If you asked people at the beginning of the offseason, most would have pegged the Blue Jays to sign at least one free agent starting pitcher and perhaps bring in another starter via trade. But they did neither of those things.

The sense of urgency to win simply isn’t there, which is completely frustrating for any fan … let alone one that hasn’t seen their team make the playoffs in over 20 years.

It’s almost as if we’ve gone back in time three or four years and expectations have reverted back to simply finishing with a .500 record. After they failed to live up to expectations last year, it’s like the Blue Jays are perfectly content remaining the little brother of the AL East.

I don’t know if Alex Anthopoulos and Paul Beeston are delusional, but they can’t seriously think this Blue Jays team can contend the way it is constructed right now. And if they don’t think the team is playoff worthy, they should remedy the situation immediately.


The best analogy I can use for the Blue Jays season borrows heavily from Shi Davidi’s in “Great Expectations: The Lost Blue Jays Season”.

There are a couple of ways to fix a house; one is to use the best materials possible and spare no expense to ensure the longevity of the project. Alternatively, you could repair your home simply using supplies from the dollar store.

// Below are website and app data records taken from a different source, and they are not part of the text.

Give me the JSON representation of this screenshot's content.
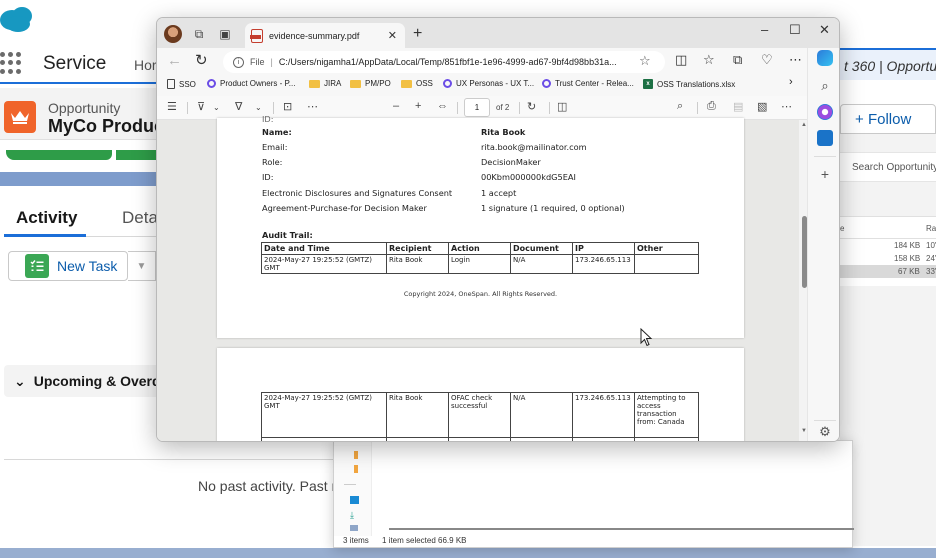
{
  "salesforce": {
    "app_name": "Service",
    "nav_home": "Hor",
    "object_label": "Opportunity",
    "record_name": "MyCo Produc",
    "tabs": [
      {
        "label": "Activity",
        "active": true
      },
      {
        "label": "Detai",
        "active": false
      }
    ],
    "new_task_label": "New Task",
    "upcoming_label": "Upcoming & Overdu",
    "no_past_activity": "No past activity. Past me",
    "right_title": "t 360 | Opportuni",
    "follow_label": "Follow",
    "search_placeholder": "Search Opportunity-",
    "file_list": {
      "headers": [
        "e",
        "Ra"
      ],
      "rows": [
        {
          "size": "184 KB",
          "rate": "10'",
          "selected": false
        },
        {
          "size": "158 KB",
          "rate": "24'",
          "selected": false
        },
        {
          "size": "67 KB",
          "rate": "33'",
          "selected": true
        }
      ]
    }
  },
  "explorer": {
    "items_count": "3 items",
    "selection": "1 item selected  66.9 KB"
  },
  "browser": {
    "tab_title": "evidence-summary.pdf",
    "url_scheme_label": "File",
    "url": "C:/Users/nigamha1/AppData/Local/Temp/851fbf1e-1e96-4999-ad67-9bf4d98bb31a...",
    "favorites": [
      {
        "label": "SSO",
        "icon": "page-icon"
      },
      {
        "label": "Product Owners - P...",
        "icon": "ring-icon"
      },
      {
        "label": "JIRA",
        "icon": "folder-icon"
      },
      {
        "label": "PM/PO",
        "icon": "folder-icon"
      },
      {
        "label": "OSS",
        "icon": "folder-icon"
      },
      {
        "label": "UX Personas - UX T...",
        "icon": "ring-icon"
      },
      {
        "label": "Trust Center - Relea...",
        "icon": "ring-icon"
      },
      {
        "label": "OSS Translations.xlsx",
        "icon": "excel-icon"
      }
    ],
    "pdf_toolbar": {
      "current_page": "1",
      "page_total": "of 2"
    }
  },
  "pdf": {
    "page1": {
      "partial_top_label": "ID:",
      "fields": [
        {
          "label": "Name:",
          "value": "Rita Book",
          "bold": true
        },
        {
          "label": "Email:",
          "value": "rita.book@mailinator.com",
          "bold": false
        },
        {
          "label": "Role:",
          "value": "DecisionMaker",
          "bold": false
        },
        {
          "label": "ID:",
          "value": "00Kbm000000kdG5EAI",
          "bold": false
        },
        {
          "label": "Electronic Disclosures and Signatures Consent",
          "value": "1 accept",
          "bold": false
        },
        {
          "label": "Agreement-Purchase-for Decision Maker",
          "value": "1 signature (1 required, 0 optional)",
          "bold": false
        }
      ],
      "audit_title": "Audit Trail:",
      "audit_headers": [
        "Date and Time",
        "Recipient",
        "Action",
        "Document",
        "IP",
        "Other"
      ],
      "audit_rows": [
        [
          "2024-May-27 19:25:52 (GMTZ) GMT",
          "Rita Book",
          "Login",
          "N/A",
          "173.246.65.113",
          ""
        ]
      ],
      "copyright": "Copyright 2024, OneSpan. All Rights Reserved."
    },
    "page2": {
      "audit_rows": [
        [
          "2024-May-27 19:25:52 (GMTZ) GMT",
          "Rita Book",
          "OFAC check successful",
          "N/A",
          "173.246.65.113",
          "Attempting to access transaction from: Canada"
        ]
      ]
    }
  }
}
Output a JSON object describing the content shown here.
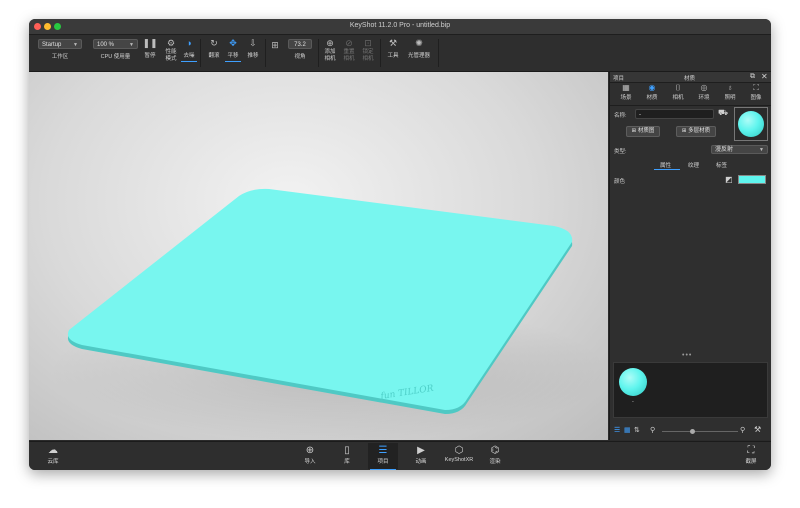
{
  "window": {
    "title": "KeyShot 11.2.0 Pro  - untitled.bip"
  },
  "toolbar": {
    "workspace_value": "Startup",
    "workspace_label": "工作区",
    "cpu_value": "100 %",
    "cpu_label": "CPU 使用量",
    "pause_label": "暂停",
    "perf_mode_label_1": "性能",
    "perf_mode_label_2": "模式",
    "denoise_label": "去噪",
    "tumble_label": "翻滚",
    "pan_label": "平移",
    "dolly_label": "推移",
    "fov_value": "73.2",
    "fov_label": "视角",
    "add_camera_label_1": "添加",
    "add_camera_label_2": "相机",
    "reset_camera_label_1": "重置",
    "reset_camera_label_2": "相机",
    "lock_camera_label_1": "锁定",
    "lock_camera_label_2": "相机",
    "tools_label": "工具",
    "light_manager_label": "光管理器"
  },
  "right_panel": {
    "header_left": "项目",
    "header_center": "材质",
    "tabs": [
      {
        "label": "场景",
        "icon": "scene-icon"
      },
      {
        "label": "材质",
        "icon": "material-icon"
      },
      {
        "label": "相机",
        "icon": "camera-icon"
      },
      {
        "label": "环境",
        "icon": "environment-icon"
      },
      {
        "label": "照明",
        "icon": "lighting-icon"
      },
      {
        "label": "图像",
        "icon": "image-icon"
      }
    ],
    "name_label": "名称:",
    "name_value": "-",
    "material_graph_btn": "材质图",
    "multi_material_btn": "多层材质",
    "type_label": "类型:",
    "type_value": "漫反射",
    "subtabs": [
      "属性",
      "纹理",
      "标签"
    ],
    "color_label": "颜色",
    "swatch_color": "#5ff5ee",
    "thumb_label": "-"
  },
  "bottom": {
    "cloud_label": "云库",
    "import_label": "导入",
    "library_label": "库",
    "project_label": "项目",
    "animation_label": "动画",
    "keyshotxr_label": "KeyShotXR",
    "render_label": "渲染",
    "screenshot_label": "截屏"
  },
  "viewport": {
    "mat_color": "#78f6ef",
    "logo_text": "fun TILLOR"
  }
}
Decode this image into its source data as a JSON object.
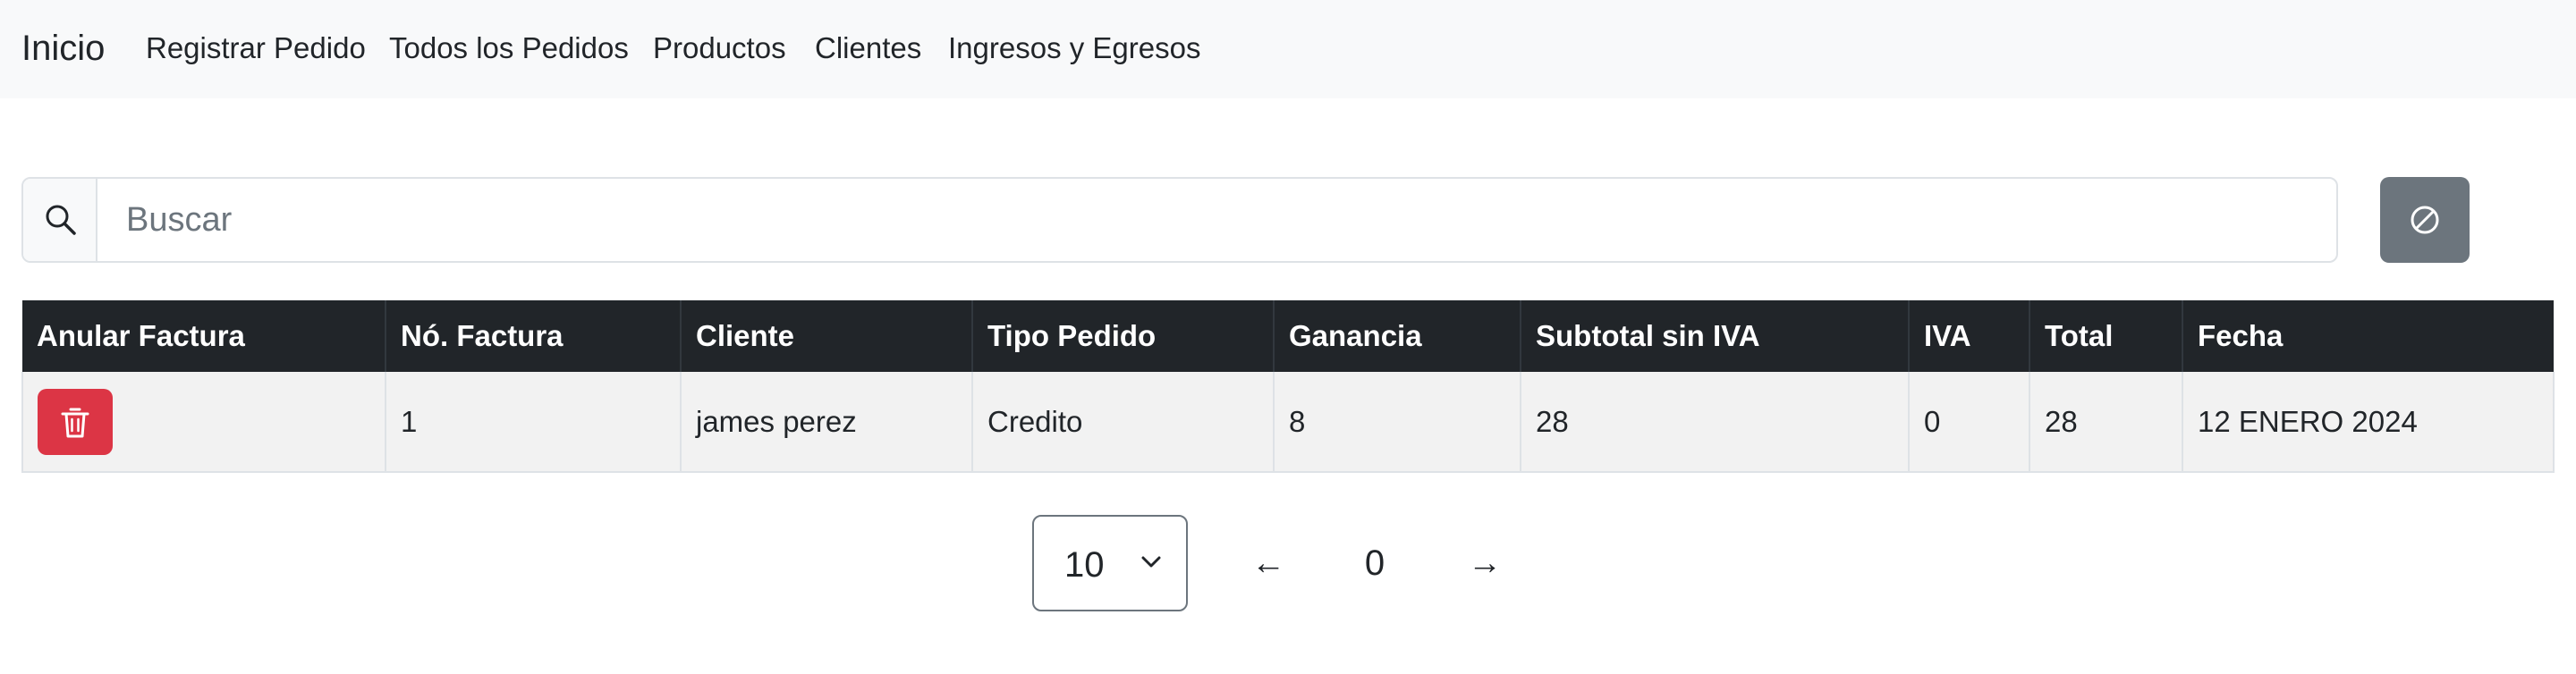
{
  "navbar": {
    "brand": "Inicio",
    "links": [
      "Registrar Pedido",
      "Todos los Pedidos",
      "Productos",
      "Clientes",
      "Ingresos y Egresos"
    ]
  },
  "search": {
    "placeholder": "Buscar",
    "value": "",
    "icon": "search-icon"
  },
  "clear_button": {
    "icon": "ban-icon",
    "color": "#6c757d"
  },
  "table": {
    "headers": [
      "Anular Factura",
      "Nó. Factura",
      "Cliente",
      "Tipo Pedido",
      "Ganancia",
      "Subtotal sin IVA",
      "IVA",
      "Total",
      "Fecha"
    ],
    "rows": [
      {
        "delete_icon": "trash-icon",
        "invoice": "1",
        "client": "james perez",
        "order_type": "Credito",
        "profit": "8",
        "subtotal": "28",
        "iva": "0",
        "total": "28",
        "date": "12 ENERO 2024"
      }
    ]
  },
  "pagination": {
    "page_size": "10",
    "page_number": "0",
    "prev": "←",
    "next": "→"
  },
  "colors": {
    "navbar_bg": "#f8f9fa",
    "table_header_bg": "#212529",
    "danger": "#dc3545",
    "secondary": "#6c757d"
  }
}
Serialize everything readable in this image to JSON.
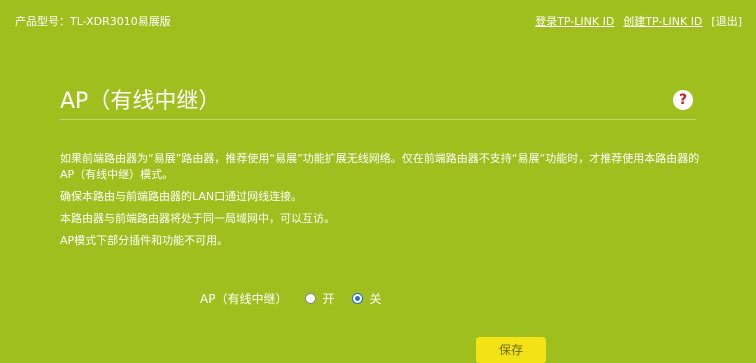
{
  "header": {
    "model": "产品型号：TL-XDR3010易展版",
    "login_link": "登录TP-LINK ID",
    "create_link": "创建TP-LINK ID",
    "logout": "[退出]"
  },
  "page": {
    "title": "AP（有线中继）",
    "help_icon": "?"
  },
  "description": [
    "如果前端路由器为“易展”路由器，推荐使用“易展”功能扩展无线网络。仅在前端路由器不支持“易展”功能时，才推荐使用本路由器的AP（有线中继）模式。",
    "确保本路由与前端路由器的LAN口通过网线连接。",
    "本路由器与前端路由器将处于同一局域网中，可以互访。",
    "AP模式下部分插件和功能不可用。"
  ],
  "form": {
    "label": "AP（有线中继）",
    "options": [
      {
        "label": "开",
        "checked": false
      },
      {
        "label": "关",
        "checked": true
      }
    ],
    "save_label": "保存"
  },
  "colors": {
    "background": "#9fbf1f",
    "button": "#f3e215",
    "help_icon": "#d2161e",
    "radio_selected": "#2b6fd6"
  }
}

In case you were wondering, the Yankees were the former in that analogy and the Blue Jays were the latter. On one end of the spectrum, the Yankees paid through the nose to ensure they return to the playoffs, while on the other end, the Blue Jays totally cheaped out.

With this in mind, it’s no surprise as to why fans have become disenchanted with the Blue Jays this offseason.

It’s alarming that they’ve been so incredibly passive in free agency and trade and yet somehow expect to compete with the likes of the Yankees, Red Sox and Rays this year. And the Blue Jays are also expecting fans to “have faith” even though they’ve pretty much nothing.

If Alex Anthopoulos really thinks he can get away with it, then kudos to him. I will happily take it all back if it all pans out and the Blue Jays somehow miraculously make the playoffs this year. I will gladly admit I was wrong.

But until then, there’s nothing they can do to convince me that doing almost nothing was the right thing to do.

Image via  AP/The Canadian Press/Frank Gunn

Ian Hunter

Ian has been writing about the Toronto Blue Jays since 2007. He enjoyed the tail-end of the Roy Halladay era and vividly remembers the Alex Rodriguez "mine" incident. He'll also retell the story of Game 5 of the 2015 ALDS to his kids for the next 20 years.